“Obviously you’re right there in the slot, you’re going to try to shoot to score,” Parayko said after the Blues’ 4-1 win. “I was just trying to get it around their first guy and find a corner. I was shooting to score. I’m never out there to hurt nobody.”
I’m never out there to hurt nobody, he said, as if it was a possibility that he possibly could be, that it would be in the realm of possibility, that he somehow could’ve concocted the idea of shooting so hard and precise that he’d knock the star Stars goalie to the ice, allowing a teammate to score.
But this is the strength of Parayko’s shot, clocked during the 2017 Winter Classic festivities at 104 mph. In the rarest of moments — and the biggest of moments — when everything happens just right, he can alter the course of an airtight game. Or, stick a a pin in it.
“Both teams were checking, both teams had both back-checking forwards,” Parayko said of Game 6, up to his shot and Schwartz’s goal. “Everyone was tight, the plays were hard to make. Everybody was right over the top of their checks. It’s hard to generate things, when both teams are playing like that.”
The Stars, naturally, felt like the goal shouldn’t have happened. When Parayko dropped Bishop to the ice, the Blues’ Alexander Steen retrieved the rebound and shot it back on net, redirected by Schwartz for the goal. It took four seconds, no whistle.
“He’s down, it should be a whistle,” Dallas defenseman John Klingberg said afterward. “That’s what the rule is, but we can’t change anything right now.”
But that’s not the rule. Rule 8:1 explains that “when a player is injured so that he cannot continue play or go to his bench, the play shall not be stopped until the injured player’s team has secured possession of the puck.”
Dallas never got the puck.
Kay Whitmore is the NHL series supervisor for Blues-Stars. Whitmore was asked by a pool reporter if discretion for a whistle is allowed for a goalie, if the goalie is down and in danger and can’t protect himself?
“Not in this situation,” Whitmore said. “The scoring chance is imminent and it happened bang-bang and the puck’s in the net. It wasn’t a long duration of time. But the rule is pretty clear that in that situation, they’re not going to kill (the play). As soon as his team would have got possession, they would have killed it immediately. That happens all the time. But in this situation, they didn’t deem it serious enough to kill it immediately.”

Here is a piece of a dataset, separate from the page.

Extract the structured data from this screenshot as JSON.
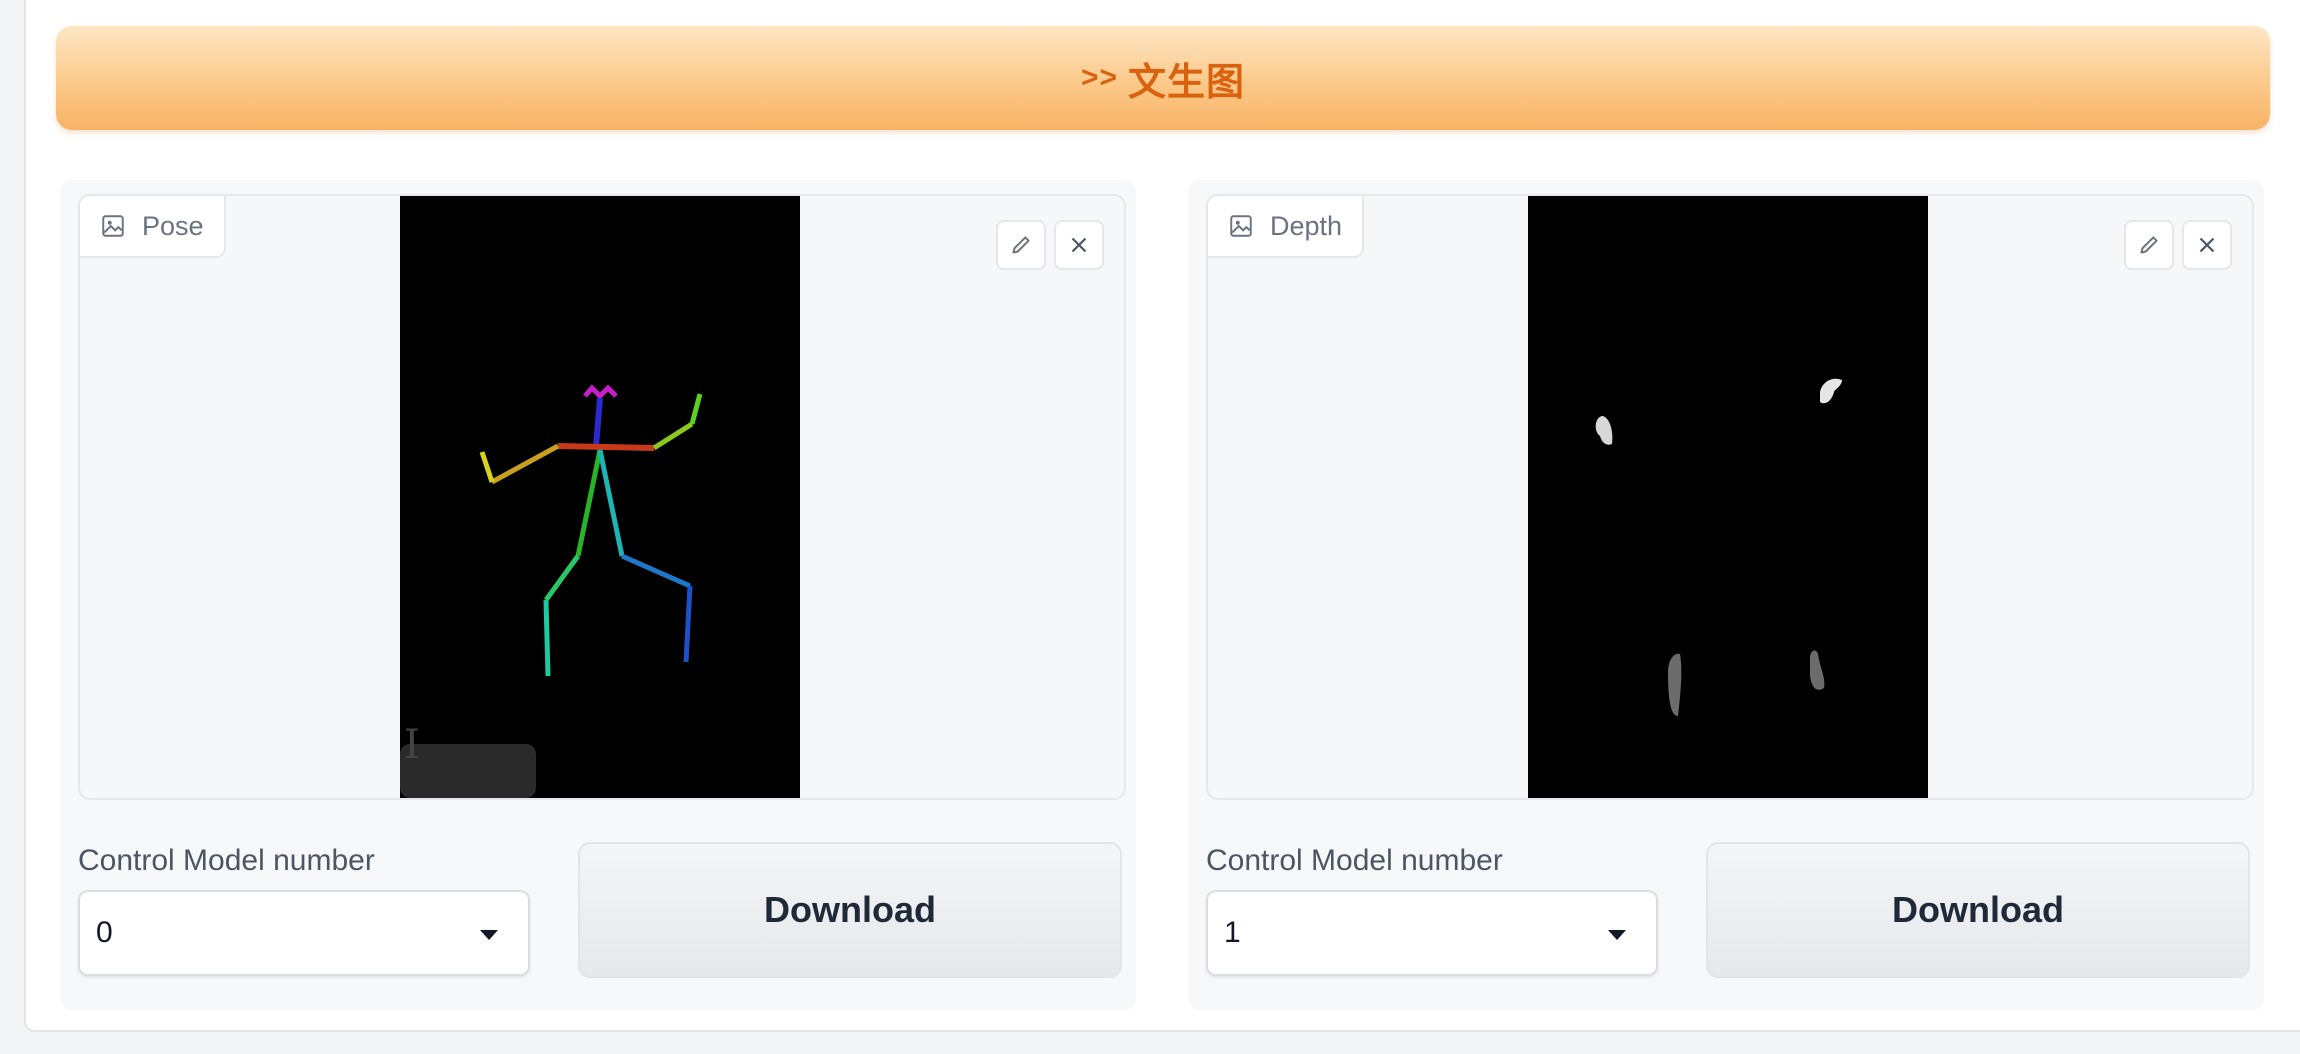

Parayko, the towering defenseman, has played extremely well for much of this postseason. But from press row to the Blues’ bench, some folks wonder why he doesn’t shoot more.
“We tell him a lot, actually,” teammate Oskar Sundqvist said. “Keep shooting the puck. That’s when good things happen and that’s what happen today.”
Naturally, there’s a high reward with his slap shot, but also a high risk — if it’s blocked or if it misses the goal, it could quickly ricochet the wrong way, causing a goal opportunity on the other end.
But on Sunday afternoon, Parayko picked his spot and took his shot.
“A lethal bomb,” teammate Carl Gunnarsson said.
This unpredictable season began with a different coach. The Blues lost a lot, got a new coach, lost some more and lost confidence in their goalie. The Blues began to find their groove and gave a chance to a rookie goalie.
Last in points on January 2, the Blues made the postseason, won a playoff round thanks to Schwartz’s game-winning goal in Game 5 . . . and his hat trick in Game 6.
In the Blues’ second Game 6, it was Schwartz who again scored the big goal. But the game-changing moment was actually Bishop’s final save of the night.